■ WORK REQUEST ■
Provide the entries once more, identical in every word.

■ TASK DATA ■
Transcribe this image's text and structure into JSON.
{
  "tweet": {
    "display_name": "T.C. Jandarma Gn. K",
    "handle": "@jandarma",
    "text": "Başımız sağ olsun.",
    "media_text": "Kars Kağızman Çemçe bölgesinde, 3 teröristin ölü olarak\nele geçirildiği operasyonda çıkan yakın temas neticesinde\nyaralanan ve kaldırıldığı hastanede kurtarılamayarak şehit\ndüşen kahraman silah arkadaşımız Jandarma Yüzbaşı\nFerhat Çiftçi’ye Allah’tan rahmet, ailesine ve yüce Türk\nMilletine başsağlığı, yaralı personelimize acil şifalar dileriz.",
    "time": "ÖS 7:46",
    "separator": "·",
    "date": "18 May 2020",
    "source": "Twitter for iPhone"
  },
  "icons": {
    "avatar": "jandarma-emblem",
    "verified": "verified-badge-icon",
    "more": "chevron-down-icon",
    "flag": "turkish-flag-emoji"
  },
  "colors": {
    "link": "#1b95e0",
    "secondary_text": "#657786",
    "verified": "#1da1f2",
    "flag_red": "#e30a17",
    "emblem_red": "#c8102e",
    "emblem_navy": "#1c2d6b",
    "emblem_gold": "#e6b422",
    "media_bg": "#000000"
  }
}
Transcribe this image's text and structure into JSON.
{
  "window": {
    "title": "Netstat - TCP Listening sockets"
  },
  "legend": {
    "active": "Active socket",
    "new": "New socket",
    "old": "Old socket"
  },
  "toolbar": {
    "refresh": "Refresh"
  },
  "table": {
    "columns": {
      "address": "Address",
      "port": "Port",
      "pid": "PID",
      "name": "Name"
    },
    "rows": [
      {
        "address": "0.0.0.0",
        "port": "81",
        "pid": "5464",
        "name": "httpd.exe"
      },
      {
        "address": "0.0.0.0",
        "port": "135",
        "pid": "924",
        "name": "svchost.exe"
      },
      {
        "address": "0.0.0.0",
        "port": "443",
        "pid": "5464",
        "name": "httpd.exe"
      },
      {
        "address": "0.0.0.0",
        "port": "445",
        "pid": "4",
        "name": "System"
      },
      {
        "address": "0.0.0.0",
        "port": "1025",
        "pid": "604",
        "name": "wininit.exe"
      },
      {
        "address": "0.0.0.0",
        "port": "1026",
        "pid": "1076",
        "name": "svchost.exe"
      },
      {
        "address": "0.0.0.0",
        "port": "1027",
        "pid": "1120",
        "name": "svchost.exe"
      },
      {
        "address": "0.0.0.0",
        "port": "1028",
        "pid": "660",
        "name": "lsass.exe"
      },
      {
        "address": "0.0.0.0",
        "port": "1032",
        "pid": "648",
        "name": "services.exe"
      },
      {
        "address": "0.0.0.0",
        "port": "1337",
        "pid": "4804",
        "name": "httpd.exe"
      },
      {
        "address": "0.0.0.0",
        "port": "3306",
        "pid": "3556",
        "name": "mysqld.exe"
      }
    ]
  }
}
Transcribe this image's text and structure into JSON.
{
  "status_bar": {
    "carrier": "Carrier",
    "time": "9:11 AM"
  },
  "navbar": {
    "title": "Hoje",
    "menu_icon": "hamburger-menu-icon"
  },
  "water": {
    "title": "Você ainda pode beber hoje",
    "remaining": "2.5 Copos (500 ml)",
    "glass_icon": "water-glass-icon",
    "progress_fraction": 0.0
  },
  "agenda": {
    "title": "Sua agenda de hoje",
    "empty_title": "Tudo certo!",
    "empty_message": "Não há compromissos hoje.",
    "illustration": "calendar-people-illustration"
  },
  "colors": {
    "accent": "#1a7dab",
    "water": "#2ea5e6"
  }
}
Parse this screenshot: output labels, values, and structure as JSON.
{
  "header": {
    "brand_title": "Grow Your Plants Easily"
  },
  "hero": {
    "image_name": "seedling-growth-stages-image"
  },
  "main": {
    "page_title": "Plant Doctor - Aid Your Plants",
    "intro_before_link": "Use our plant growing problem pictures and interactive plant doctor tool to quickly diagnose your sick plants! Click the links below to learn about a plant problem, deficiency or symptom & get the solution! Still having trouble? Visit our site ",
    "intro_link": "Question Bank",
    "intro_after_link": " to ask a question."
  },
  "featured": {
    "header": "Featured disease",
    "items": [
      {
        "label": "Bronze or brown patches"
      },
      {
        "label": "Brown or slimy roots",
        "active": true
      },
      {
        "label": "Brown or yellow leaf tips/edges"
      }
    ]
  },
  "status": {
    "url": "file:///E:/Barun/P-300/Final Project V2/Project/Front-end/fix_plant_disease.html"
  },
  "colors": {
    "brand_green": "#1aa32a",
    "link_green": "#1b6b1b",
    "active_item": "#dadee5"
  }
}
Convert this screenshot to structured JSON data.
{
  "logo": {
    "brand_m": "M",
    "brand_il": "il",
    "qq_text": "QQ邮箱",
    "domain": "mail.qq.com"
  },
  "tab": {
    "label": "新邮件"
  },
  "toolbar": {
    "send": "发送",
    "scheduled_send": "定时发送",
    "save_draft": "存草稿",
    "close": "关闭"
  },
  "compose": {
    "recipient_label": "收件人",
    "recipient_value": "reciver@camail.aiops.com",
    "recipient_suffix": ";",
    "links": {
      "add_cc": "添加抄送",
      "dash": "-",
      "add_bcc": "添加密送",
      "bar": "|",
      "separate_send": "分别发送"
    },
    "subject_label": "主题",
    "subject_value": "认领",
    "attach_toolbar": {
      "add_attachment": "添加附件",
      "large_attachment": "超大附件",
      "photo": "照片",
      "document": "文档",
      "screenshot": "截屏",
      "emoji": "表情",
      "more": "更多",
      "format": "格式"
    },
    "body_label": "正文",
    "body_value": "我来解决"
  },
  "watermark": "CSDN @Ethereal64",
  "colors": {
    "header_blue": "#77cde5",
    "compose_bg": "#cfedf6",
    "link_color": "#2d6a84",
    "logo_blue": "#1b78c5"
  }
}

■ WRITTEN RESPONSE ■
Transcribe this image's text and structure into JSON.
{
  "tweet": {
    "display_name": "T.C. Jandarma Gn. K",
    "handle": "@jandarma",
    "text": "Başımız sağ olsun.",
    "media_text": "Kars Kağızman Çemçe bölgesinde, 3 teröristin ölü olarak\nele geçirildiği operasyonda çıkan yakın temas neticesinde\nyaralanan ve kaldırıldığı hastanede kurtarılamayarak şehit\ndüşen kahraman silah arkadaşımız Jandarma Yüzbaşı\nFerhat Çiftçi’ye Allah’tan rahmet, ailesine ve yüce Türk\nMilletine başsağlığı, yaralı personelimize acil şifalar dileriz.",
    "time": "ÖS 7:46",
    "separator": "·",
    "date": "18 May 2020",
    "source": "Twitter for iPhone"
  },
  "icons": {
    "avatar": "jandarma-emblem",
    "verified": "verified-badge-icon",
    "more": "chevron-down-icon",
    "flag": "turkish-flag-emoji"
  },
  "colors": {
    "link": "#1b95e0",
    "secondary_text": "#657786",
    "verified": "#1da1f2",
    "flag_red": "#e30a17",
    "emblem_red": "#c8102e",
    "emblem_navy": "#1c2d6b",
    "emblem_gold": "#e6b422",
    "media_bg": "#000000"
  }
}
Transcribe this image's text and structure into JSON.
{
  "window": {
    "title": "Netstat - TCP Listening sockets"
  },
  "legend": {
    "active": "Active socket",
    "new": "New socket",
    "old": "Old socket"
  },
  "toolbar": {
    "refresh": "Refresh"
  },
  "table": {
    "columns": {
      "address": "Address",
      "port": "Port",
      "pid": "PID",
      "name": "Name"
    },
    "rows": [
      {
        "address": "0.0.0.0",
        "port": "81",
        "pid": "5464",
        "name": "httpd.exe"
      },
      {
        "address": "0.0.0.0",
        "port": "135",
        "pid": "924",
        "name": "svchost.exe"
      },
      {
        "address": "0.0.0.0",
        "port": "443",
        "pid": "5464",
        "name": "httpd.exe"
      },
      {
        "address": "0.0.0.0",
        "port": "445",
        "pid": "4",
        "name": "System"
      },
      {
        "address": "0.0.0.0",
        "port": "1025",
        "pid": "604",
        "name": "wininit.exe"
      },
      {
        "address": "0.0.0.0",
        "port": "1026",
        "pid": "1076",
        "name": "svchost.exe"
      },
      {
        "address": "0.0.0.0",
        "port": "1027",
        "pid": "1120",
        "name": "svchost.exe"
      },
      {
        "address": "0.0.0.0",
        "port": "1028",
        "pid": "660",
        "name": "lsass.exe"
      },
      {
        "address": "0.0.0.0",
        "port": "1032",
        "pid": "648",
        "name": "services.exe"
      },
      {
        "address": "0.0.0.0",
        "port": "1337",
        "pid": "4804",
        "name": "httpd.exe"
      },
      {
        "address": "0.0.0.0",
        "port": "3306",
        "pid": "3556",
        "name": "mysqld.exe"
      }
    ]
  }
}
Transcribe this image's text and structure into JSON.
{
  "status_bar": {
    "carrier": "Carrier",
    "time": "9:11 AM"
  },
  "navbar": {
    "title": "Hoje",
    "menu_icon": "hamburger-menu-icon"
  },
  "water": {
    "title": "Você ainda pode beber hoje",
    "remaining": "2.5 Copos (500 ml)",
    "glass_icon": "water-glass-icon",
    "progress_fraction": 0.0
  },
  "agenda": {
    "title": "Sua agenda de hoje",
    "empty_title": "Tudo certo!",
    "empty_message": "Não há compromissos hoje.",
    "illustration": "calendar-people-illustration"
  },
  "colors": {
    "accent": "#1a7dab",
    "water": "#2ea5e6"
  }
}
Parse this screenshot: output labels, values, and structure as JSON.
{
  "header": {
    "brand_title": "Grow Your Plants Easily"
  },
  "hero": {
    "image_name": "seedling-growth-stages-image"
  },
  "main": {
    "page_title": "Plant Doctor - Aid Your Plants",
    "intro_before_link": "Use our plant growing problem pictures and interactive plant doctor tool to quickly diagnose your sick plants! Click the links below to learn about a plant problem, deficiency or symptom & get the solution! Still having trouble? Visit our site ",
    "intro_link": "Question Bank",
    "intro_after_link": " to ask a question."
  },
  "featured": {
    "header": "Featured disease",
    "items": [
      {
        "label": "Bronze or brown patches"
      },
      {
        "label": "Brown or slimy roots",
        "active": true
      },
      {
        "label": "Brown or yellow leaf tips/edges"
      }
    ]
  },
  "status": {
    "url": "file:///E:/Barun/P-300/Final Project V2/Project/Front-end/fix_plant_disease.html"
  },
  "colors": {
    "brand_green": "#1aa32a",
    "link_green": "#1b6b1b",
    "active_item": "#dadee5"
  }
}
Convert this screenshot to structured JSON data.
{
  "logo": {
    "brand_m": "M",
    "brand_il": "il",
    "qq_text": "QQ邮箱",
    "domain": "mail.qq.com"
  },
  "tab": {
    "label": "新邮件"
  },
  "toolbar": {
    "send": "发送",
    "scheduled_send": "定时发送",
    "save_draft": "存草稿",
    "close": "关闭"
  },
  "compose": {
    "recipient_label": "收件人",
    "recipient_value": "reciver@camail.aiops.com",
    "recipient_suffix": ";",
    "links": {
      "add_cc": "添加抄送",
      "dash": "-",
      "add_bcc": "添加密送",
      "bar": "|",
      "separate_send": "分别发送"
    },
    "subject_label": "主题",
    "subject_value": "认领",
    "attach_toolbar": {
      "add_attachment": "添加附件",
      "large_attachment": "超大附件",
      "photo": "照片",
      "document": "文档",
      "screenshot": "截屏",
      "emoji": "表情",
      "more": "更多",
      "format": "格式"
    },
    "body_label": "正文",
    "body_value": "我来解决"
  },
  "watermark": "CSDN @Ethereal64",
  "colors": {
    "header_blue": "#77cde5",
    "compose_bg": "#cfedf6",
    "link_color": "#2d6a84",
    "logo_blue": "#1b78c5"
  }
}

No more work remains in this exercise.